– Do not drink and drive. The blood-alcohol limit in Sardinia is 0.05%, which is in line with the European average. Random breath tests do occur, and penalties tend to be severe when you’re caught with too high a blood-alcohol level (BAC). As a general rule of thumb, 2 standard drinks in the first hour will raise your BAC to 0.05%. Keep in mind that beer, wine, and stronger spirits have varying concentrations of alcohol. Also note that you may still be over the legal alcohol limit the morning after you’ve indulged in Sardinian wine… So, to repeat: Do not drink and drive.
– Think before you honk. Don’t use your car horn when you don’t need to. When driving through towns and villages, honk solely in the event of a true emergency (do as Sardinians do doesn’t apply here!).
– Always wear a seatbelt, even for short trips. Seatbelts must be fastened both in the front and the rear (provided that your vehicle is fitted with them).
– Speed limits on Sardinia’s main highways (with road signs SS, for Strada Statale) are 110 kilometers an hour. On secondary highways (with road signs SP, for Strada Provinciale) 90 kilometers an hour. In residential areas, the speed limit is 50 kilometers an hour. In residential areas and smaller villages in general, you may want to drive even slower than that.
– During the summer months, keep a keen eye on your water intake when driving long distances, especially when you use the car’s air-conditioning a lot. Air conditioning systems have a dehydrating effect on the human body, and will deprive your skin from its essential oils and water.

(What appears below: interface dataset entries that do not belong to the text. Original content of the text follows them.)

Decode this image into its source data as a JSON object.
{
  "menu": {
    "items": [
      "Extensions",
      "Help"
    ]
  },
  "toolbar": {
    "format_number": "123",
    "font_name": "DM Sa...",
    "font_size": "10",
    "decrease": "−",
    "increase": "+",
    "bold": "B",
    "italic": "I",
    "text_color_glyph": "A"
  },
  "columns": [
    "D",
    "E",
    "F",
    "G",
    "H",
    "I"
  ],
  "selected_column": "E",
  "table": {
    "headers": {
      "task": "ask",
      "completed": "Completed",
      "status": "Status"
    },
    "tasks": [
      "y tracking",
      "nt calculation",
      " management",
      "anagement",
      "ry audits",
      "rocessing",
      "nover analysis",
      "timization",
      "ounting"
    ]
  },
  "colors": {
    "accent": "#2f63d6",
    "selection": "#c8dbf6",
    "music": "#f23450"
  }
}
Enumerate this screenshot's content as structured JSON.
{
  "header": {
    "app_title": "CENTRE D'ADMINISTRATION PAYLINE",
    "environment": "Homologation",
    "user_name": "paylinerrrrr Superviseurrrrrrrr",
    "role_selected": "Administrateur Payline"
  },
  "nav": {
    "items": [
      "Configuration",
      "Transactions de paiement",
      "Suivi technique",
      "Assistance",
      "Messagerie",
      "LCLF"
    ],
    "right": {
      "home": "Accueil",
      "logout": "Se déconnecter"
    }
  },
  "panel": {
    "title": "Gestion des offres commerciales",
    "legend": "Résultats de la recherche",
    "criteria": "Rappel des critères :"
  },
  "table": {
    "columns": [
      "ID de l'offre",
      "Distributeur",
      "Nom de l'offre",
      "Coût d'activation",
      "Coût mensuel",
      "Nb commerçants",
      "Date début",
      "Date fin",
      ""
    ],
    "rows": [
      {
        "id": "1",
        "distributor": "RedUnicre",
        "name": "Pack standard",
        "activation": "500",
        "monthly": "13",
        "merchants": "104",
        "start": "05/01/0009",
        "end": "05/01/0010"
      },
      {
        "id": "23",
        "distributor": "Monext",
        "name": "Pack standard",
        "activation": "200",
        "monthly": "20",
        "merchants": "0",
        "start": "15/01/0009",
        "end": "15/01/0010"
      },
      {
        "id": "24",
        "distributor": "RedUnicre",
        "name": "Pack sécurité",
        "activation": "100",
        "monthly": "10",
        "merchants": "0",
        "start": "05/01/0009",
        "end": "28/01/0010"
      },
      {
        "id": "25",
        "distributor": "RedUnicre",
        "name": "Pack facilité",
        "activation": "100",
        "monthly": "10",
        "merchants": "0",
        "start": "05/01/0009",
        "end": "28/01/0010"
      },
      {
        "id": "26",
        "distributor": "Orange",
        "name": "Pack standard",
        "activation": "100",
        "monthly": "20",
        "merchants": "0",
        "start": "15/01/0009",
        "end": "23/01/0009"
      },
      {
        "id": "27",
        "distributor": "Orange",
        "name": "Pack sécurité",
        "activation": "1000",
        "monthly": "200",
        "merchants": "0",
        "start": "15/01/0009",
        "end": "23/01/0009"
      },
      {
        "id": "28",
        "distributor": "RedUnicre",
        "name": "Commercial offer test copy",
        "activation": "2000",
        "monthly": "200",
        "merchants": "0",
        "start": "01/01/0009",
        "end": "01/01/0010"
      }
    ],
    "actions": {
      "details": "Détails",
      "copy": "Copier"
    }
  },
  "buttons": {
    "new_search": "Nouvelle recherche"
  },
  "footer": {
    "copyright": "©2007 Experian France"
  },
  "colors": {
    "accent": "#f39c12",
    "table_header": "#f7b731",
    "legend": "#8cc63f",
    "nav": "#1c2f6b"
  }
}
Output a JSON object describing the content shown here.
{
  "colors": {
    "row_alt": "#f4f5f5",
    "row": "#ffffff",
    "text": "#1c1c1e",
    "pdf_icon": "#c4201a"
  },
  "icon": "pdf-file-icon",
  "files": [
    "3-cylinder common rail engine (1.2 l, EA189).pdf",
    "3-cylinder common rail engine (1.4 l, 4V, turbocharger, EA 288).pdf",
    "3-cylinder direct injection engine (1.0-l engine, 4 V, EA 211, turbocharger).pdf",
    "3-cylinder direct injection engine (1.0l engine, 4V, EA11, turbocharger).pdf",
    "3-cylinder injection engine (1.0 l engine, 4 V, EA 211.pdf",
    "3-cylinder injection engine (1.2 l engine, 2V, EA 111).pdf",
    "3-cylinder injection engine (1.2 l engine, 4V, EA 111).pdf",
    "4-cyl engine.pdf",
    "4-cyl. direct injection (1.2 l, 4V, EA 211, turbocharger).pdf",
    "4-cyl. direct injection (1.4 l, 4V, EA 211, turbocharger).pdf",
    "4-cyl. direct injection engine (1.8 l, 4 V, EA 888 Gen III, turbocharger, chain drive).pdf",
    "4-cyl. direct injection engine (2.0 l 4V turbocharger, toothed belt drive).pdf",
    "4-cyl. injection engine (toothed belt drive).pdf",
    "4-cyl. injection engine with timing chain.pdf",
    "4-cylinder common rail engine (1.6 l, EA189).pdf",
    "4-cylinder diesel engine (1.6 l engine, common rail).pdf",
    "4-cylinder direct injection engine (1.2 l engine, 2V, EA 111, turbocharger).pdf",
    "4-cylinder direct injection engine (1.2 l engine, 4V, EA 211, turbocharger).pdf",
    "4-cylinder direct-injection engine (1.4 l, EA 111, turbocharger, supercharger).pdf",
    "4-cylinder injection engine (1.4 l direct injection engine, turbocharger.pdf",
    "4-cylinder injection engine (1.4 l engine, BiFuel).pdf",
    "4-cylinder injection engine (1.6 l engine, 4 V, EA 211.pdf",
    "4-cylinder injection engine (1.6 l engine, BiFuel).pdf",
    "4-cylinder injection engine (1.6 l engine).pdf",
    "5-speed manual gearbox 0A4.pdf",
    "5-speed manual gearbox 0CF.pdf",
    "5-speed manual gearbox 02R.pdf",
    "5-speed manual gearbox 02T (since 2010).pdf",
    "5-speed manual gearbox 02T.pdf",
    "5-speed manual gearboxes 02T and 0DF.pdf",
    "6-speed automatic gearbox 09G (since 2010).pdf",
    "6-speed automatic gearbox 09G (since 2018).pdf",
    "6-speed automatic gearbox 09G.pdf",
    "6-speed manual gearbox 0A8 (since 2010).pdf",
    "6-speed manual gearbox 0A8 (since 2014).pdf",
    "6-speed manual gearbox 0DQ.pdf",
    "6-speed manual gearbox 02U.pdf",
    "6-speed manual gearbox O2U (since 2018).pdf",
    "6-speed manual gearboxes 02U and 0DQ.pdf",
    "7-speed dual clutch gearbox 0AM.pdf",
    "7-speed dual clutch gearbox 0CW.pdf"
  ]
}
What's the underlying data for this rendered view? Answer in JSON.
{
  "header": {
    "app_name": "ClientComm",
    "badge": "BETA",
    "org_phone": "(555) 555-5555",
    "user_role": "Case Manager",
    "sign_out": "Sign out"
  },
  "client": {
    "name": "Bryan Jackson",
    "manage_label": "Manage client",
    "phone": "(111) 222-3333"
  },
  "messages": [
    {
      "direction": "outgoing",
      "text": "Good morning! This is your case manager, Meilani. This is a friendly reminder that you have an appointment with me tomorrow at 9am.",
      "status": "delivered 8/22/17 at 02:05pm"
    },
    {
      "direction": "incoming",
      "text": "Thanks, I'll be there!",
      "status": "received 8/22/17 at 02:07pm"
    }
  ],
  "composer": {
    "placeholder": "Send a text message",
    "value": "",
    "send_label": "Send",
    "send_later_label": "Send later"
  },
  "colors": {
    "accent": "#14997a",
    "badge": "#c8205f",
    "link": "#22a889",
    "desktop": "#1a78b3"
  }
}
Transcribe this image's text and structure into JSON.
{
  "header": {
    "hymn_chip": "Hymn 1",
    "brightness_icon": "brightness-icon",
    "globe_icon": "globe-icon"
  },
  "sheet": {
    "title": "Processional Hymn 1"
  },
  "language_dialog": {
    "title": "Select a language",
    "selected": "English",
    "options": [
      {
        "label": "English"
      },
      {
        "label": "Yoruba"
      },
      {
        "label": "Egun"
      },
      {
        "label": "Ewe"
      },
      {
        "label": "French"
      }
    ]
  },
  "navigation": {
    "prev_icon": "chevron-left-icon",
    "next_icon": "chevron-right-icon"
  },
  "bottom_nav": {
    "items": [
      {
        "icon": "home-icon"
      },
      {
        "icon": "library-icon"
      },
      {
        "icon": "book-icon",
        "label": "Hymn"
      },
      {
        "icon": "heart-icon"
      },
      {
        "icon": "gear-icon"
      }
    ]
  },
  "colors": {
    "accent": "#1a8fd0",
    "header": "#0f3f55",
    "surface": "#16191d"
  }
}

– Use sunscreen, headwear, and UV-blocking sunglasses when driving around the island in a convertible. This is especially important during the first week of your holiday in Sardinia, when your skin is still adjusting to the weather conditions. During both shoulder and peak season, the UV Index for the entire island can reach hazardous levels, resulting in a very high risk of harm from unprotected sun exposure. The wind blowing in your face while you’re driving only makes things worse.